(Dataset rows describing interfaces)

□ □ □ □ □

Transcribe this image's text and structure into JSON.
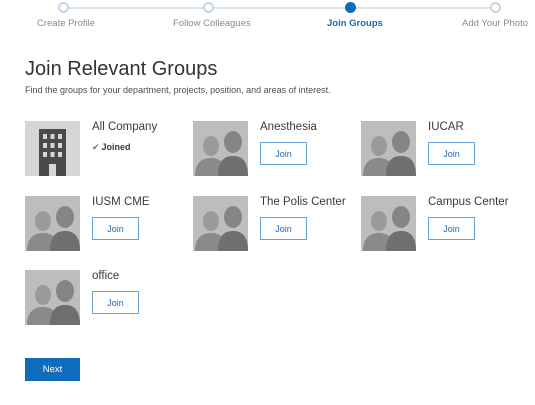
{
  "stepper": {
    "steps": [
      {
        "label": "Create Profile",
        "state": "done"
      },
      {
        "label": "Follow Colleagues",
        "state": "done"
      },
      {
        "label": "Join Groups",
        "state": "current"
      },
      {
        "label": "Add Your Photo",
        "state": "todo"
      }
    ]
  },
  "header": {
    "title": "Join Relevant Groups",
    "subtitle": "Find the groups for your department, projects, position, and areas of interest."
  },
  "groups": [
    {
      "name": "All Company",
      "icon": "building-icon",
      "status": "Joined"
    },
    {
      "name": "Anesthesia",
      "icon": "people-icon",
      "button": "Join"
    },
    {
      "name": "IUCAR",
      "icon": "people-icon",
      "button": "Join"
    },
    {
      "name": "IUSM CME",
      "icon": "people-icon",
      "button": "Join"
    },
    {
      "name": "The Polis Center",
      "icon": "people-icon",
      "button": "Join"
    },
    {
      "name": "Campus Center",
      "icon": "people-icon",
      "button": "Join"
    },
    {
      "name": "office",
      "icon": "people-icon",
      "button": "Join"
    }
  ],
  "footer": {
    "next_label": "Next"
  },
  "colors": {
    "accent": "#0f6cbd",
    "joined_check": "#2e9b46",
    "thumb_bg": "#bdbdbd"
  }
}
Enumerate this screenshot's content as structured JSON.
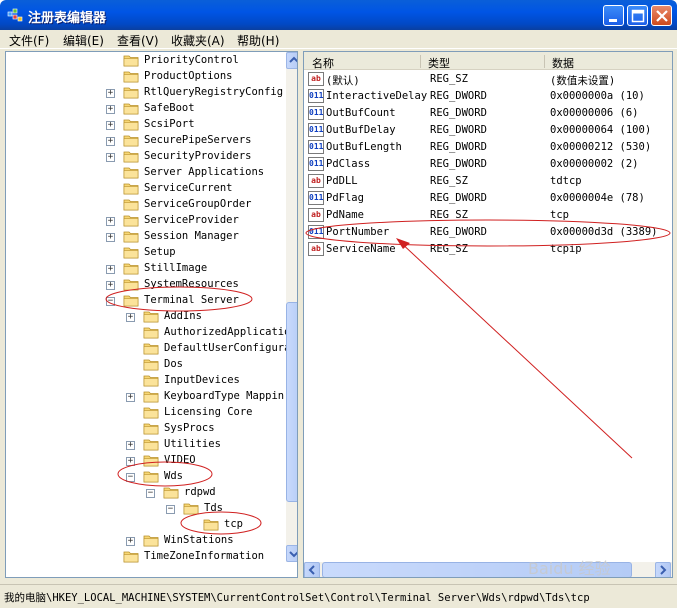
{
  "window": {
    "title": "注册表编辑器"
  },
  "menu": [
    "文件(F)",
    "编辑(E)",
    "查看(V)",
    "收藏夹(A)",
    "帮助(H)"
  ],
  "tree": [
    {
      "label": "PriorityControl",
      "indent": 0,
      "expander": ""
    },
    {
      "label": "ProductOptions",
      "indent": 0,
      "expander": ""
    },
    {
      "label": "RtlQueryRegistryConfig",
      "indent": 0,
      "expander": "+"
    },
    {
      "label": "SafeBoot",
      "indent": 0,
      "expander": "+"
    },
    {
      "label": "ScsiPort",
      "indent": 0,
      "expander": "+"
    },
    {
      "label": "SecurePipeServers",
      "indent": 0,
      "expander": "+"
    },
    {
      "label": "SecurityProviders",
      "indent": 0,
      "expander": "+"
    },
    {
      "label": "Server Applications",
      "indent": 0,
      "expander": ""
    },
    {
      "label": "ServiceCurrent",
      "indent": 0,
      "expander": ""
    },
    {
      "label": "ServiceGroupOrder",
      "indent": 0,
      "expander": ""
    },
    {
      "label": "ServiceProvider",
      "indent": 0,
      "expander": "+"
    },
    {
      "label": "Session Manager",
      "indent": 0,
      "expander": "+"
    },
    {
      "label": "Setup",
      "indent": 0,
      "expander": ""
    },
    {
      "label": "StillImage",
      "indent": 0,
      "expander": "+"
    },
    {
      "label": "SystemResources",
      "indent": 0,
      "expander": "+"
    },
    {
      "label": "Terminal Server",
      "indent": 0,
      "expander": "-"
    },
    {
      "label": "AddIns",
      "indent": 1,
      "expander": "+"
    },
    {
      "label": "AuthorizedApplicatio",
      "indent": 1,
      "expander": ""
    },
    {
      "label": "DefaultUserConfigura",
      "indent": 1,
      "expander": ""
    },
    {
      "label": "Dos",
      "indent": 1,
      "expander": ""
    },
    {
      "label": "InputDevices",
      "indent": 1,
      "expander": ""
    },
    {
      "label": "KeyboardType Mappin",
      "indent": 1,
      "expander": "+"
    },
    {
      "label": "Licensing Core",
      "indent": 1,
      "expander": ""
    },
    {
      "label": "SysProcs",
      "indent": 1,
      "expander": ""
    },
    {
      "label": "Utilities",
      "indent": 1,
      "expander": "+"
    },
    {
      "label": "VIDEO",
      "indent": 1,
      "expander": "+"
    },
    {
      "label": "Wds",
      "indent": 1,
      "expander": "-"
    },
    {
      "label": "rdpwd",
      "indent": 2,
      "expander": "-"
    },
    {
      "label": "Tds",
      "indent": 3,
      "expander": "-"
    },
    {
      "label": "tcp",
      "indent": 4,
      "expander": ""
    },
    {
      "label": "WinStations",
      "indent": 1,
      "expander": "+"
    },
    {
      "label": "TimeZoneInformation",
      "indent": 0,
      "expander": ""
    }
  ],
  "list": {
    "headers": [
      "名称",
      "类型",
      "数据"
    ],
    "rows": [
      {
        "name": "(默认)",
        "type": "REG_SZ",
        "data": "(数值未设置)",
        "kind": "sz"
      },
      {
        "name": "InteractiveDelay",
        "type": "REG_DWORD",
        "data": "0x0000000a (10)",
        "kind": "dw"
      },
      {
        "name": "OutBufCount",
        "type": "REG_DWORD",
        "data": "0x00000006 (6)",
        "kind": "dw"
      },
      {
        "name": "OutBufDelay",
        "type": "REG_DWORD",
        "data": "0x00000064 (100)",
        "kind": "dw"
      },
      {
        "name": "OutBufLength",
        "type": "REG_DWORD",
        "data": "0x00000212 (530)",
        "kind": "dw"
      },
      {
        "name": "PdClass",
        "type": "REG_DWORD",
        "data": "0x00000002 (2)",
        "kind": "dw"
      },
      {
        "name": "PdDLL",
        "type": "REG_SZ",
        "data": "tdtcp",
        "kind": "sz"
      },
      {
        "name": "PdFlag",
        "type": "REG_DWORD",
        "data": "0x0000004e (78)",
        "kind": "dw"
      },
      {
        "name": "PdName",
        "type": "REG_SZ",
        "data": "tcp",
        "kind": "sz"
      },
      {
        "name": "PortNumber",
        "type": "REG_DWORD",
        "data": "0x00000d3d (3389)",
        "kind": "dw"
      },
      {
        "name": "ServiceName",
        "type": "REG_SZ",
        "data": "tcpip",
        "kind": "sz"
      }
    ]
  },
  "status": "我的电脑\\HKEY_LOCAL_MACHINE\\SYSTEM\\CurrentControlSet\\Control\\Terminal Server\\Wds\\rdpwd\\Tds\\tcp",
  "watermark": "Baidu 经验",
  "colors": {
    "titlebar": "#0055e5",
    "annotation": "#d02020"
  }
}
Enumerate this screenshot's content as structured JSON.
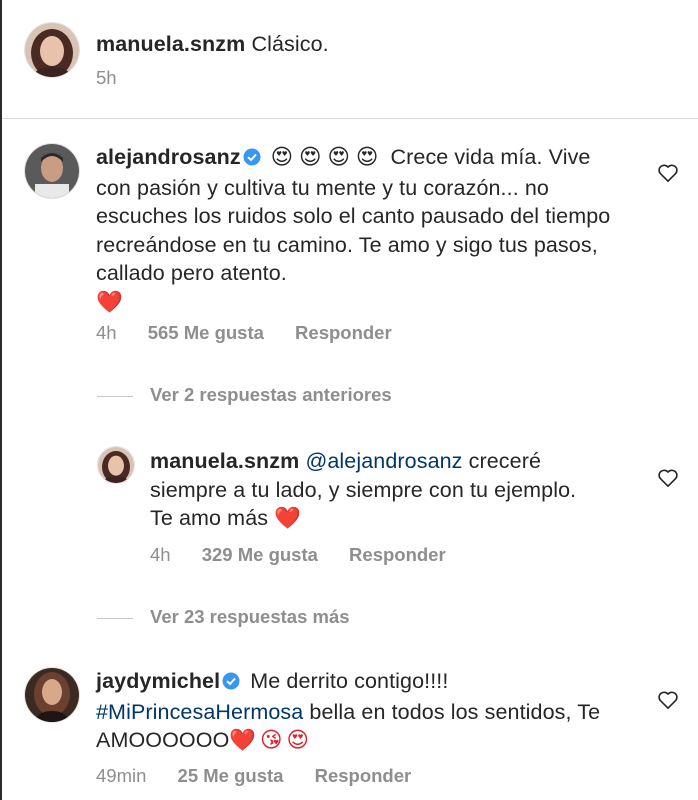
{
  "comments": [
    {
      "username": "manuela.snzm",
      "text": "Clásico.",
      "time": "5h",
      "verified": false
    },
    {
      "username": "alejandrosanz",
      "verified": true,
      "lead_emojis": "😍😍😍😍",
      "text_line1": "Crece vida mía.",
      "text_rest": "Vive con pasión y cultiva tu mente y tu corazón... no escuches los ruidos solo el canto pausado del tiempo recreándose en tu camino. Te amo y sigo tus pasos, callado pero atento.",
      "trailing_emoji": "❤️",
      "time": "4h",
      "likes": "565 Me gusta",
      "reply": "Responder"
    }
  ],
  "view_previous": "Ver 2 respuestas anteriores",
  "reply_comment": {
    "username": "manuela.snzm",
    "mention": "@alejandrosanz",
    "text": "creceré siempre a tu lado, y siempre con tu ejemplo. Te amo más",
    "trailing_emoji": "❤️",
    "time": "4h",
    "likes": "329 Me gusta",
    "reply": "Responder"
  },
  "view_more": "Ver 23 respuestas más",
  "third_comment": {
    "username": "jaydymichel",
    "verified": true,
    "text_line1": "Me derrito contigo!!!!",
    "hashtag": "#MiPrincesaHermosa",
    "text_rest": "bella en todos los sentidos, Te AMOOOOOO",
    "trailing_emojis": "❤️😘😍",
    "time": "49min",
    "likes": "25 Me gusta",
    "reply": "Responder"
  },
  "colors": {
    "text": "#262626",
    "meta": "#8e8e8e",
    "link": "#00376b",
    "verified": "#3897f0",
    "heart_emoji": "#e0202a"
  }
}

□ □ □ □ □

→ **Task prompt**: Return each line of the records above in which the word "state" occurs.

→ **Solved exercise**:
        "state": "done"
        "state": "done"
        "state": "current"
        "state": "todo"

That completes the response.